(TASK MATERIAL)
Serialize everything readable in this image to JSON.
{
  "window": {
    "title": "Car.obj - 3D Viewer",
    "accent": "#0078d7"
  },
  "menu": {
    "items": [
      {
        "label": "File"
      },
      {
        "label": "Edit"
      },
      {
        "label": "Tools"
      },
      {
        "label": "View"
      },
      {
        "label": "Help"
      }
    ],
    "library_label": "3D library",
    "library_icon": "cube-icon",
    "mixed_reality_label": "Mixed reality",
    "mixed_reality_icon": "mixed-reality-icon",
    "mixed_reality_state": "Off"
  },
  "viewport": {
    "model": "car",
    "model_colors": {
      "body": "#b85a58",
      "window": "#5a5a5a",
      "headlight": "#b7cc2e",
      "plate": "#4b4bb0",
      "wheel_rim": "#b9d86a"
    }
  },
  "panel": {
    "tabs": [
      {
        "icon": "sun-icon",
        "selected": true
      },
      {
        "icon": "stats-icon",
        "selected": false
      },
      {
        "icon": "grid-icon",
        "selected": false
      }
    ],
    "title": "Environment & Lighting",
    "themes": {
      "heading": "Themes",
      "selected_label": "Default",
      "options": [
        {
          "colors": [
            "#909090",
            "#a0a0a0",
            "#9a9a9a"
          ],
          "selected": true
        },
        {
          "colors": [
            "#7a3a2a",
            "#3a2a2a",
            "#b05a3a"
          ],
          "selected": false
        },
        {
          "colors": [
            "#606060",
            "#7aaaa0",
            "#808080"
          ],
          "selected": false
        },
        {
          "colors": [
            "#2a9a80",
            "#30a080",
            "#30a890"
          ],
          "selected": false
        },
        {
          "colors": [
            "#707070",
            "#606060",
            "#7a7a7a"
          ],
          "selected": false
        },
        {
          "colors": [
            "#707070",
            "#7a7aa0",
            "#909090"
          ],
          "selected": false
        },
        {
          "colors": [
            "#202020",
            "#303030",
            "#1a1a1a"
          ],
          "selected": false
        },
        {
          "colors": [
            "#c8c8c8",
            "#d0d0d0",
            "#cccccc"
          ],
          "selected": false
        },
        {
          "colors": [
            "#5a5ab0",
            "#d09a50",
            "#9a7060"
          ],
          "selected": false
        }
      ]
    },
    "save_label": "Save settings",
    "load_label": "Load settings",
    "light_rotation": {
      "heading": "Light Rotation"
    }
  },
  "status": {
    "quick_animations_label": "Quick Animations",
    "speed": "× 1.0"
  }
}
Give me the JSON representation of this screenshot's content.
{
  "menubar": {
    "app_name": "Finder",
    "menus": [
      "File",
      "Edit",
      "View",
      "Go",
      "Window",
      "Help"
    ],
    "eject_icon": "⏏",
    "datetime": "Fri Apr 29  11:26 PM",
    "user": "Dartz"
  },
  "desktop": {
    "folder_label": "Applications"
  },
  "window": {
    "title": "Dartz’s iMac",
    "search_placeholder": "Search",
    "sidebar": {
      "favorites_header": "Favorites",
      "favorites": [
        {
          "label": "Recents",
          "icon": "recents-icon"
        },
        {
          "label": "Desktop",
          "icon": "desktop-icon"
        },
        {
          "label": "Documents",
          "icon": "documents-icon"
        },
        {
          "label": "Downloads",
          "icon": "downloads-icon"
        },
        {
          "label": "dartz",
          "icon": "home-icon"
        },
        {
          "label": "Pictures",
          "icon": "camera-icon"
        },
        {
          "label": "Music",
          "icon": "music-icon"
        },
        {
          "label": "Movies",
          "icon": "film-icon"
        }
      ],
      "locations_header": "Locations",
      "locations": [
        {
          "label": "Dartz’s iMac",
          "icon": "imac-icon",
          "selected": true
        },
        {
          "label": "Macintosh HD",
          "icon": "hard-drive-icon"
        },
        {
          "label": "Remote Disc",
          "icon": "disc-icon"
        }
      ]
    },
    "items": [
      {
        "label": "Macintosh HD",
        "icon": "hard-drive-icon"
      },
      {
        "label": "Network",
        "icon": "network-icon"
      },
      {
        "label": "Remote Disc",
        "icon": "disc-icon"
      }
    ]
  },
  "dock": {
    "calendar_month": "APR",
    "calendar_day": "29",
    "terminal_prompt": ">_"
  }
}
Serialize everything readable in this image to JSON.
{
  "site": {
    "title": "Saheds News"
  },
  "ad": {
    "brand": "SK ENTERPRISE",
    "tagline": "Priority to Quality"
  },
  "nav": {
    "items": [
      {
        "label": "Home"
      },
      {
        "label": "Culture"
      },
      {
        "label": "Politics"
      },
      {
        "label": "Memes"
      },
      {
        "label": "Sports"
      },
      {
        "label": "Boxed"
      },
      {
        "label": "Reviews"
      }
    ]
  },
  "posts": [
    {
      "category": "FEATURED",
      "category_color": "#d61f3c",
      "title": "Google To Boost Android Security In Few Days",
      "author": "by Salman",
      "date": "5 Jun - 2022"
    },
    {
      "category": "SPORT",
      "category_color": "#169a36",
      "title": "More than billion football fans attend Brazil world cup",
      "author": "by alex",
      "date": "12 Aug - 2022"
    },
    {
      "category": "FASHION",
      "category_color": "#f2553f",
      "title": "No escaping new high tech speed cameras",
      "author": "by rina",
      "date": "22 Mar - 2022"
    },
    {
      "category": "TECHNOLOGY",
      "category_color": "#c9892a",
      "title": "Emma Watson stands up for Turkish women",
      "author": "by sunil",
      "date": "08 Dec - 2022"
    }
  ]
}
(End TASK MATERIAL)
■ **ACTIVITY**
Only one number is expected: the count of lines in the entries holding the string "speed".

■ **EXERCISE RESPONSE**
2